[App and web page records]
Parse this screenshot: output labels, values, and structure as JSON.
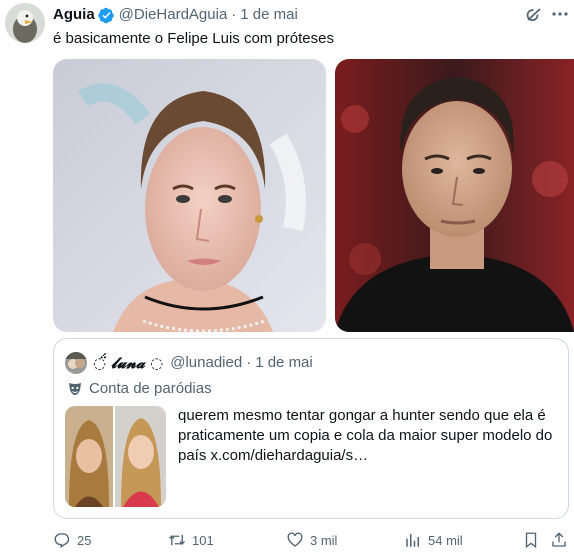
{
  "tweet": {
    "display_name": "Aguia",
    "handle": "@DieHardAguia",
    "separator": "·",
    "date": "1 de mai",
    "text": "é basicamente o Felipe Luis com próteses",
    "verified_color": "#1d9bf0"
  },
  "quote": {
    "display_name": "◌̈́ 𝓵𝓾𝓷𝓪 ◌",
    "handle": "@lunadied",
    "separator": "·",
    "date": "1 de mai",
    "label": "Conta de paródias",
    "text": "querem mesmo tentar gongar a hunter sendo que ela é praticamente um copia e cola da maior super modelo do país  x.com/diehardaguia/s…"
  },
  "actions": {
    "replies": "25",
    "retweets": "101",
    "likes": "3 mil",
    "views": "54 mil"
  },
  "icons": [
    "grok-icon",
    "more-icon",
    "verified-icon",
    "parody-icon",
    "reply-icon",
    "retweet-icon",
    "like-icon",
    "views-icon",
    "bookmark-icon",
    "share-icon"
  ]
}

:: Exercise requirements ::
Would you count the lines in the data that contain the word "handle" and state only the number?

:: Expected output ::
2